Ferréol Babin first studied spatial design at L’École Nationale Supérieure d’Art in his hometown of Dijon, France, but soon realized that he felt more comfortable designing at the human scale, where he could fine-tune minute details in the objects that people interact with. After a trip to study at Nagoya University of Art & Design in Japan, and a second degree in object design completed back in France at ESAD Reims, he turned his focus to lighting. “I remember fighting with a teacher because I was obsessed with lamps,” Babin says. “He told me that the Italians in the 1970s had already experimented with everything and that I should focus on something else. This exchange had the opposite effect on me, and trying to find new lighting solutions is what I enjoy the most.”

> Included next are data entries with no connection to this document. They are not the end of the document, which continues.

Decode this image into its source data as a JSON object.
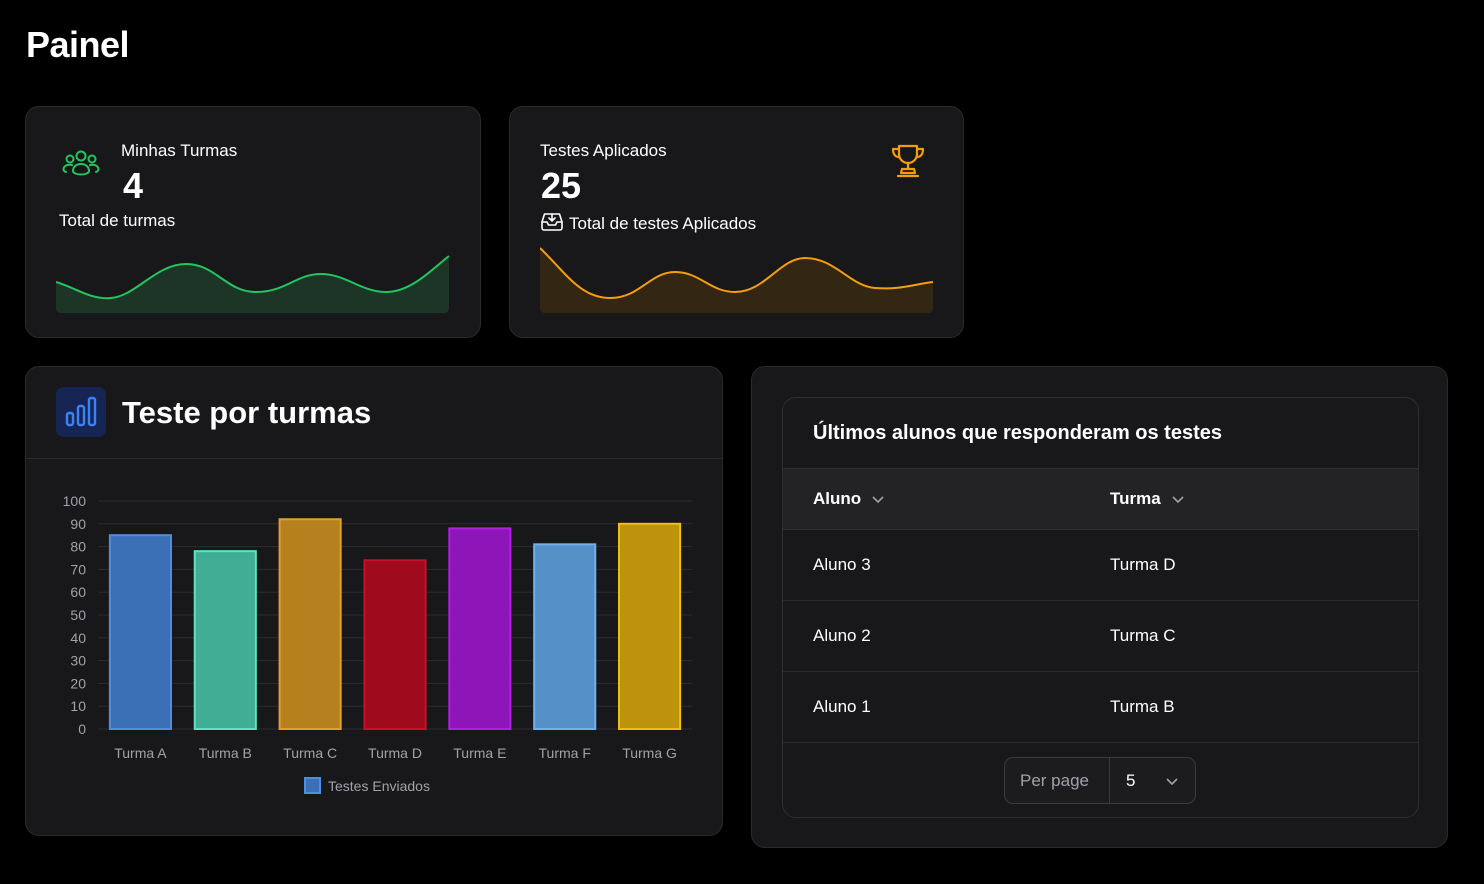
{
  "page": {
    "title": "Painel"
  },
  "stats": [
    {
      "title": "Minhas Turmas",
      "value": "4",
      "subtitle": "Total de turmas",
      "icon": "users-icon",
      "color": "#22c55e"
    },
    {
      "title": "Testes Aplicados",
      "value": "25",
      "subtitle": "Total de testes Aplicados",
      "icon": "trophy-icon",
      "subicon": "inbox-download-icon",
      "color": "#f59e0b"
    }
  ],
  "chart_card": {
    "title": "Teste por turmas",
    "icon": "bar-chart-icon"
  },
  "chart_data": {
    "type": "bar",
    "categories": [
      "Turma A",
      "Turma B",
      "Turma C",
      "Turma D",
      "Turma E",
      "Turma F",
      "Turma G"
    ],
    "series": [
      {
        "name": "Testes Enviados",
        "values": [
          85,
          78,
          92,
          74,
          88,
          81,
          90
        ]
      }
    ],
    "bar_colors": [
      "#3b6fb6",
      "#3fae94",
      "#b7801f",
      "#a00a1d",
      "#8e16b8",
      "#5590c6",
      "#bd920d"
    ],
    "bar_border_colors": [
      "#4f8fe0",
      "#5ee2c0",
      "#e0a030",
      "#c8102a",
      "#b020e0",
      "#70b0ee",
      "#f0c010"
    ],
    "legend_color": "#3b6fb6",
    "ylim": [
      0,
      100
    ],
    "yticks": [
      0,
      10,
      20,
      30,
      40,
      50,
      60,
      70,
      80,
      90,
      100
    ],
    "legend": "bottom",
    "grid": true
  },
  "table": {
    "heading": "Últimos alunos que responderam os testes",
    "columns": [
      "Aluno",
      "Turma"
    ],
    "rows": [
      [
        "Aluno 3",
        "Turma D"
      ],
      [
        "Aluno 2",
        "Turma C"
      ],
      [
        "Aluno 1",
        "Turma B"
      ]
    ],
    "pager": {
      "label": "Per page",
      "value": "5"
    }
  }
}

For Babin, light is the element that creates a dialogue between an object and its environment. His work is sculptural, subtle, and sophisticated: “I like to imagine my lamps as silhouettes that are almost vanishing or sleeping when switched off,” Babin says. Phases, his graduation project, caught the eye of historic Italian lighting manufacturer FontanaArte, who worked with him to develop the Lunaire wall sconce. After the French company Moustache saw the Aurore lamp as a prototype at Galerie Tator in Lyon, they put it into production. And what’s next for Babin? “Lamps, always lamps!”